As the Election day approached, there was a growing tension in the air. But unaffected by all these events, Aslam and Pratima were lost in their own world just like the kites that soar high on the blue sky chasing each other. As they say, when people find their contentment, society largely gets either upset or envious. The other boys had always disliked a new entrant from another religion, claiming one of their prizes (as they considered Pratima to be one). Election results had been declared amidst much chaos and that had somehow led to the Hindu Muslim riot, thanks to the divisive elements claiming to be part of the political game. This was the golden chance to oust all the Muslims from the slum and break the unity that had prevailed, thanks to vote bank politics.
That night had been a dreadful night! The targeted houses were set ablaze, the shops had been shattered and the fabric of fraternity that was in place had been distorted beyond repair, the poison instilled was so powerful that years of trust among the communities was at stake, there was an emergence of sudden violence in the dread of the night . There was a group of young boys that broke into Khan Chacha’s house armed with knives, rods and swords, and they pounced on Aslam and Khan Chacha with blood in their eyes.
“Run, my boy… just run. ” Khan Chacha started screaming at the top of his voice. Aslam tried stopping them but in vein. He opened the window and obeyed his Chacha’s orders. He started to run only to discover that there was another group of boys that had brought Pratima out of her house. She held on to her Pallu tightly , while one tried to pull it out. Aslam could not understand anything. They belong to the same faith, yet Pratima was at the receiving end. Her mother was on her knees, crying out for help.
Aslam…. She started calling for help once she saw Aslam at a distance.
“Take my Pratima with you , please. I beg you…. Just take her along. Aslam, my child.”
Aslam, ran towards the gang with all his might and took Pratima in his arms and tactfully escaped the area of disturbance but not without a deep cut from one of the knives at his back. He was bleeding with his white Kameez soaking up all the blood flow but he kept holding Pratima’s hand . All they did was look at each other and run …. run into oblivion with all their might.
Aslam and Pratima had flown into the sky just like two birds and no one knew where they vanished that night. Whether they survived or perished , were they able to build their own world or become extinct in this jungle where sometimes even survival of the fittest is not guaranteed, whether they broke apart all the present trends or forged new rules ?No one knew …

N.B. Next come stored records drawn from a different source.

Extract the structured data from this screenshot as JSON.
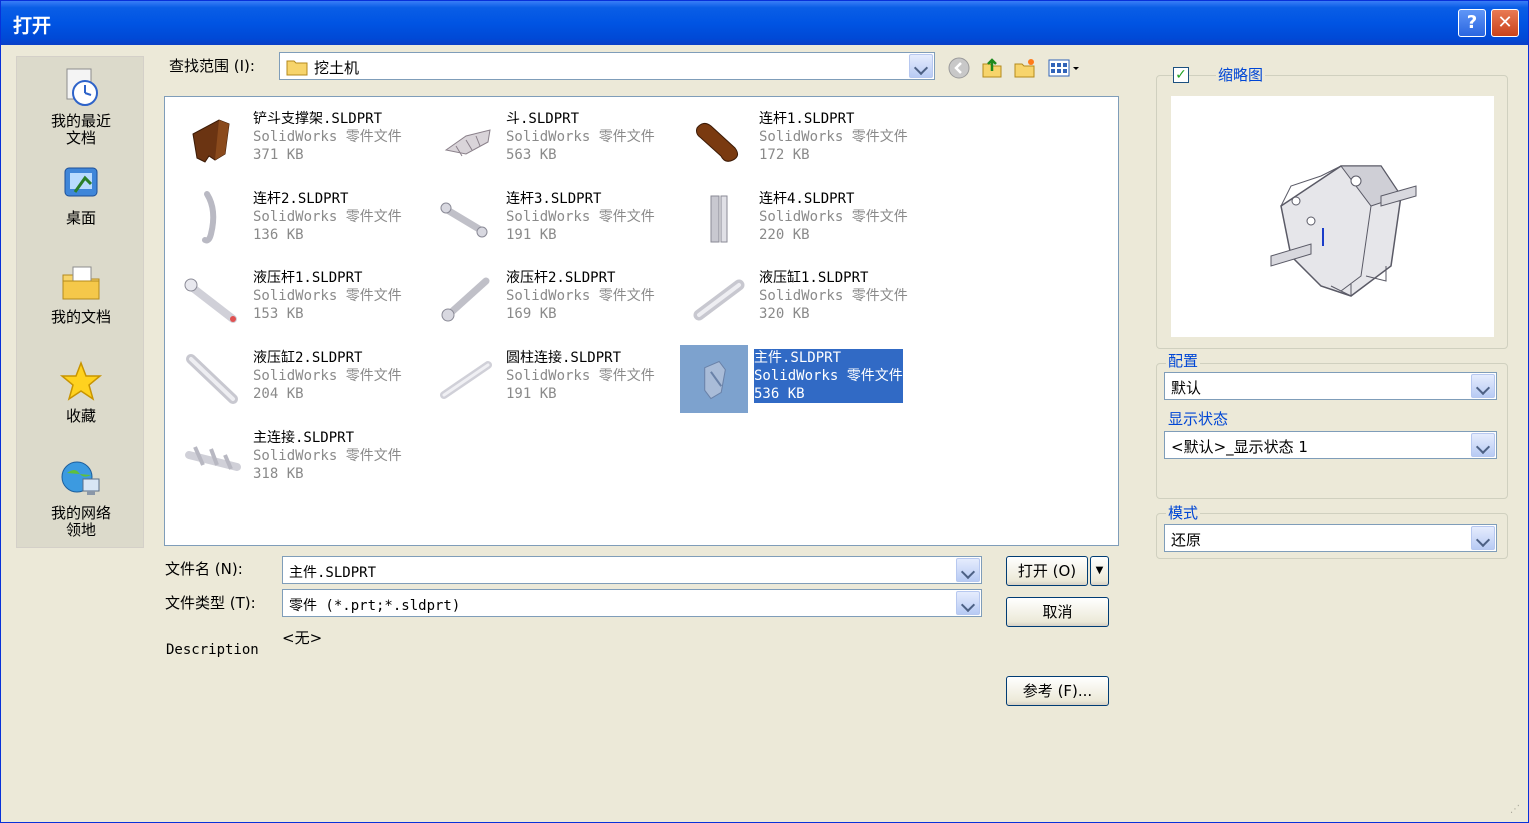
{
  "window": {
    "title": "打开",
    "help_label": "?",
    "close_label": "✕"
  },
  "places": [
    {
      "label": "我的最近\n文档",
      "icon": "recent-documents-icon"
    },
    {
      "label": "桌面",
      "icon": "desktop-icon"
    },
    {
      "label": "我的文档",
      "icon": "my-documents-icon"
    },
    {
      "label": "收藏",
      "icon": "favorites-star-icon"
    },
    {
      "label": "我的网络\n领地",
      "icon": "network-places-icon"
    }
  ],
  "lookin": {
    "label": "查找范围 (I):",
    "value": "挖土机",
    "icon": "folder-icon"
  },
  "toolbar": {
    "back": "back-icon",
    "up": "up-folder-icon",
    "new_folder": "new-folder-icon",
    "views": "view-menu-icon"
  },
  "files": [
    {
      "name": "铲斗支撑架.SLDPRT",
      "type": "SolidWorks 零件文件",
      "size": "371 KB",
      "selected": false
    },
    {
      "name": "斗.SLDPRT",
      "type": "SolidWorks 零件文件",
      "size": "563 KB",
      "selected": false
    },
    {
      "name": "连杆1.SLDPRT",
      "type": "SolidWorks 零件文件",
      "size": "172 KB",
      "selected": false
    },
    {
      "name": "连杆2.SLDPRT",
      "type": "SolidWorks 零件文件",
      "size": "136 KB",
      "selected": false
    },
    {
      "name": "连杆3.SLDPRT",
      "type": "SolidWorks 零件文件",
      "size": "191 KB",
      "selected": false
    },
    {
      "name": "连杆4.SLDPRT",
      "type": "SolidWorks 零件文件",
      "size": "220 KB",
      "selected": false
    },
    {
      "name": "液压杆1.SLDPRT",
      "type": "SolidWorks 零件文件",
      "size": "153 KB",
      "selected": false
    },
    {
      "name": "液压杆2.SLDPRT",
      "type": "SolidWorks 零件文件",
      "size": "169 KB",
      "selected": false
    },
    {
      "name": "液压缸1.SLDPRT",
      "type": "SolidWorks 零件文件",
      "size": "320 KB",
      "selected": false
    },
    {
      "name": "液压缸2.SLDPRT",
      "type": "SolidWorks 零件文件",
      "size": "204 KB",
      "selected": false
    },
    {
      "name": "圆柱连接.SLDPRT",
      "type": "SolidWorks 零件文件",
      "size": "191 KB",
      "selected": false
    },
    {
      "name": "主件.SLDPRT",
      "type": "SolidWorks 零件文件",
      "size": "536 KB",
      "selected": true
    },
    {
      "name": "主连接.SLDPRT",
      "type": "SolidWorks 零件文件",
      "size": "318 KB",
      "selected": false
    }
  ],
  "filename": {
    "label": "文件名 (N):",
    "value": "主件.SLDPRT"
  },
  "filetype": {
    "label": "文件类型 (T):",
    "value": "零件 (*.prt;*.sldprt)"
  },
  "description": {
    "label": "Description",
    "value": "<无>"
  },
  "buttons": {
    "open": "打开 (O)",
    "cancel": "取消",
    "references": "参考 (F)..."
  },
  "right": {
    "thumbnail_label": "缩略图",
    "thumbnail_checked": true,
    "config_label": "配置",
    "config_value": "默认",
    "display_state_label": "显示状态",
    "display_state_value": "<默认>_显示状态 1",
    "mode_label": "模式",
    "mode_value": "还原"
  }
}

The Sun rose as usual the next mornig as an usual affair. It was bright and again everything felt new and hopeful!
Empathy is mostly the first emotion that marks the beginning of any positive relationship I’m participating in #BlogchatterA2Z -2021